To prepare an engineered smoke control design as required by the IBC, it is recommended that a fire protection engineer be part of the design team. A fire protection engineer has the skill set required to perform the smoke control analysis including an understanding of fire growth and development; the dynamics of smoke; the interaction of sprinklers, wind, smoke temperature; and the interaction with other fire protection systems such as smoke detection and fire alarm.

These skills are also valuable on the enforcement side of the design process. Once the system is designed and the analysis prepared, the system needs to be reviewed and approved by the authority having jurisdiction (AHJ).

Section 909.3 of the IBC requires special inspection and test requirements, similar in concept to special inspections for structural engineering designs. Where the AHJ is not accustomed to reviewing an engineered smoke control system and the testing and commissioning process, a third-party reviewer, such as a fire protection engineer, can be included either as part of the design team or retained directly by the AHJ to assist the AHJ in the review process. The third-party reviewer should not be the mechanical engineer of record. However, the fire protection engineers on design teams are excellent choices to serve as third-party reviewers and inspectors since they are familiar with the building and smoke control concepts, but are not the mechanical engineer of record for the system.

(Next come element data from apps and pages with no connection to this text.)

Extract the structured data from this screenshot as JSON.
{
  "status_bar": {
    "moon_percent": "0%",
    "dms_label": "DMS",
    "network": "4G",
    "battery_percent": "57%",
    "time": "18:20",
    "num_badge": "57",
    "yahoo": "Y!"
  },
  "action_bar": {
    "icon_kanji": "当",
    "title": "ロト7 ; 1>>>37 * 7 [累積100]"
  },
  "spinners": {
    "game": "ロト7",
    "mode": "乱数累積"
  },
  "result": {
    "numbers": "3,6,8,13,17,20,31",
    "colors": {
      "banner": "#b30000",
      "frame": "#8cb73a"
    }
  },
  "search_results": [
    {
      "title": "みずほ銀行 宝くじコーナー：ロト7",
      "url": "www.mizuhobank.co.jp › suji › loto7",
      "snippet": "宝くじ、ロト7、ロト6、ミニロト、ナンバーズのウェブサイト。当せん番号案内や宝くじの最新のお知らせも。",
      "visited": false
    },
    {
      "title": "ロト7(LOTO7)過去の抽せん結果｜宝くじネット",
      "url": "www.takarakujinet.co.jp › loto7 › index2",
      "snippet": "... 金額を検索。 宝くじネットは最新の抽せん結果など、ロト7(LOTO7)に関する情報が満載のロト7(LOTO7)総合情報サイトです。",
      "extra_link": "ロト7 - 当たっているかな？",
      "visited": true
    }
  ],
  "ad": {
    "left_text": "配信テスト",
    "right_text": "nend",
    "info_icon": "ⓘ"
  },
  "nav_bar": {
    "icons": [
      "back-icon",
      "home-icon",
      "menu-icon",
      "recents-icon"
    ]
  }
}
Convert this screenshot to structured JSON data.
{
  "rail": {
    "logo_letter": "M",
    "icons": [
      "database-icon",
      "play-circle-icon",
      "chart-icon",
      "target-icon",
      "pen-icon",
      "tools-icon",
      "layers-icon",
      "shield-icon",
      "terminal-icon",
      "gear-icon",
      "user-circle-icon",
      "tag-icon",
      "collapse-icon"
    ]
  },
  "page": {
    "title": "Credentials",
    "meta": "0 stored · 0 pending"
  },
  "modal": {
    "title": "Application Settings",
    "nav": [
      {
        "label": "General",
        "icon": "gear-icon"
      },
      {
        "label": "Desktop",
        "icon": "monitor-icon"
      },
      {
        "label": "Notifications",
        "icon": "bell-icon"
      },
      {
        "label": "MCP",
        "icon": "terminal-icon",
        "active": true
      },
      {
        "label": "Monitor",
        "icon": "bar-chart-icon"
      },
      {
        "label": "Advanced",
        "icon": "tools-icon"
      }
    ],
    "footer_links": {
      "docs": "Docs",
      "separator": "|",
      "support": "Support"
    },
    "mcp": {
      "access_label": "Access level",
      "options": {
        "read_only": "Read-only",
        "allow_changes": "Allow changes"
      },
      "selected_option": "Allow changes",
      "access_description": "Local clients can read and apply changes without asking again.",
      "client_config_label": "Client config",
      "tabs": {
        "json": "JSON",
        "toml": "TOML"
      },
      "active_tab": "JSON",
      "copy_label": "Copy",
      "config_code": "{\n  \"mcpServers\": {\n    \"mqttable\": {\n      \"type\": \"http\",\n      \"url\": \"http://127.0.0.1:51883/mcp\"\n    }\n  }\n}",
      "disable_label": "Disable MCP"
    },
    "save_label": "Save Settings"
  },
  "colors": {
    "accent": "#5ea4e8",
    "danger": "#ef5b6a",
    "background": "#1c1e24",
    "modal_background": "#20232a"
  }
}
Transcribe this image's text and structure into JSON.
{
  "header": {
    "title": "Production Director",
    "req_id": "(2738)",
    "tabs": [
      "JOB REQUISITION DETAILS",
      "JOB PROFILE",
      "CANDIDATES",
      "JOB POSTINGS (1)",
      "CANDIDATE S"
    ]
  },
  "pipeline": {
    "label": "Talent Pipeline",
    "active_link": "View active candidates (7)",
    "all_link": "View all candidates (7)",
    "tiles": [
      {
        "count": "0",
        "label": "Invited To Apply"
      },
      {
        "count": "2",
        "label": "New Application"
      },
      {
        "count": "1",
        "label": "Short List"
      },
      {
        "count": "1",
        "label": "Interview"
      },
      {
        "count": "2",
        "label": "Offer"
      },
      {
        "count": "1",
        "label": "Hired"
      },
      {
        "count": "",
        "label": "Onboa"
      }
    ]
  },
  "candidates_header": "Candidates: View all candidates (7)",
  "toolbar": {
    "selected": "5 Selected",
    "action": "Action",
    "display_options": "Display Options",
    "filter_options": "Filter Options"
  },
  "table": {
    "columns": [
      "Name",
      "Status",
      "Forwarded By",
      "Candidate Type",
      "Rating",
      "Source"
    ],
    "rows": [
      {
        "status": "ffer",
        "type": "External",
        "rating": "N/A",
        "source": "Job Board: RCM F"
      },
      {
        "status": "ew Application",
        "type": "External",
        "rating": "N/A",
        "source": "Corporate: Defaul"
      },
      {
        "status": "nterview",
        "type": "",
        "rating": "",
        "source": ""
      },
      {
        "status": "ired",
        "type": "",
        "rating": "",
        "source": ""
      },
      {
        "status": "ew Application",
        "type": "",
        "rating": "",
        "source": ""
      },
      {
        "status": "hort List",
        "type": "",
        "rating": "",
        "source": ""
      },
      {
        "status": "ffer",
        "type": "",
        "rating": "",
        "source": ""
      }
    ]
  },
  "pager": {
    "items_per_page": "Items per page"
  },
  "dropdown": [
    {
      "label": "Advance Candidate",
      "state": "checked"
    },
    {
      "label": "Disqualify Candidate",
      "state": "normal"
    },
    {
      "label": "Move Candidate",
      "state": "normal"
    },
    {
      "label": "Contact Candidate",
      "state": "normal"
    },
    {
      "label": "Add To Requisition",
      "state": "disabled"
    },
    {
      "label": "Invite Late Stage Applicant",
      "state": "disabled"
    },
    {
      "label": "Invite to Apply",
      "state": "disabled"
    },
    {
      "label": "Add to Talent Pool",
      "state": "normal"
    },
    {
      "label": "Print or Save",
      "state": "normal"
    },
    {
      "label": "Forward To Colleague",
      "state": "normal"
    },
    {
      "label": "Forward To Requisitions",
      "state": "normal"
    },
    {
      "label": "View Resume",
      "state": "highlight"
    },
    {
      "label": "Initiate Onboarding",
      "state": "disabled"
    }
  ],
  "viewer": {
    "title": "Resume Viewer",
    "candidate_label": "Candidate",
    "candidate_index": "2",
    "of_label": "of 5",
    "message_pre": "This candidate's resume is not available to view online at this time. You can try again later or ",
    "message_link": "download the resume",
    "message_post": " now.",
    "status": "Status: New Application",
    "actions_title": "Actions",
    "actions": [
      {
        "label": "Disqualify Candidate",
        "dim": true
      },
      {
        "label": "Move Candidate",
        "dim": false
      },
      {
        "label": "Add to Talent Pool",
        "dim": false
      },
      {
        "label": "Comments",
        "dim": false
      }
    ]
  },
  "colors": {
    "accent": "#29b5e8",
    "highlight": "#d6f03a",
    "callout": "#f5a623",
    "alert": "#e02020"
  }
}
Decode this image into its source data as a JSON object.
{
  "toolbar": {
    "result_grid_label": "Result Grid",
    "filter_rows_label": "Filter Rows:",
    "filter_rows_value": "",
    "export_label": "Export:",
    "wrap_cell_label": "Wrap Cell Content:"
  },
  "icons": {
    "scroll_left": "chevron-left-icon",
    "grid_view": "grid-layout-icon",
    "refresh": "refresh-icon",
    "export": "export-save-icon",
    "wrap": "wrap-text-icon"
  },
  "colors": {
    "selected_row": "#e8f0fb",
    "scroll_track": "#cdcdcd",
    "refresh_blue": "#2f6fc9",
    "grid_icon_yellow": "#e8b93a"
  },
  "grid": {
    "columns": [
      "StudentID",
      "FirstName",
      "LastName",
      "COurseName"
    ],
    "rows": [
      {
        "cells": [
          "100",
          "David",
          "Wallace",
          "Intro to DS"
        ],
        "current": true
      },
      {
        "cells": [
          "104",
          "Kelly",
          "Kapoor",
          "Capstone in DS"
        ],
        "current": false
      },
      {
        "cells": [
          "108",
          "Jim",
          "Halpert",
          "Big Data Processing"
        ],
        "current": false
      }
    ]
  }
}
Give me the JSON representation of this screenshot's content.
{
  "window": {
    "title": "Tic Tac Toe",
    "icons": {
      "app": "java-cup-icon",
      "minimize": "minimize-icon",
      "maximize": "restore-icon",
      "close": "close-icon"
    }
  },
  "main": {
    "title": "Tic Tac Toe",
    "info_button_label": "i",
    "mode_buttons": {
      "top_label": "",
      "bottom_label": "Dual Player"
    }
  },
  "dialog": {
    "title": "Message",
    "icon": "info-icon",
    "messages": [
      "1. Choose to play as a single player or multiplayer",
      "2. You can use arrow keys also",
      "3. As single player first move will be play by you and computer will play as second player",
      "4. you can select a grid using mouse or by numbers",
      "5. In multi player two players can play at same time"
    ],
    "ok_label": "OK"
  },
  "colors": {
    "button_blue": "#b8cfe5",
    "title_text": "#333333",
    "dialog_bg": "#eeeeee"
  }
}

Although not a simple process of meeting cookbook prescriptive requirements, the reward is that the IBC allows for a comprehensively designed smoke control system, which equates to better performance in critical fire scenarios. In addition, the IBC also creates an opportunity for architectural features and configurations that may not have been feasible under BOCA or SBCCI to be reviewed and analyzed under an engineering analysis by a fire protection engineer for unique building configurations.

The IBC also goes into great depth in providing direction for items such as:

  • Fire fighter smoke control panel;
  • System response time;
  • Acceptance testing;
  • Equipment requirements;
  • Power requirements;
  • Detection and control systems;
  • Duct material; and
  • Control diagram requirements.

In conclusion, the IBC smoke control requirements are performance-based and require an engineering analysis. This approach allows the system to be designed to perform in a real world fire event, as opposed to an arbitrary prescriptive requirement. As buildings become more complex, it also opens up opportunities for more unique building features and configurations. ES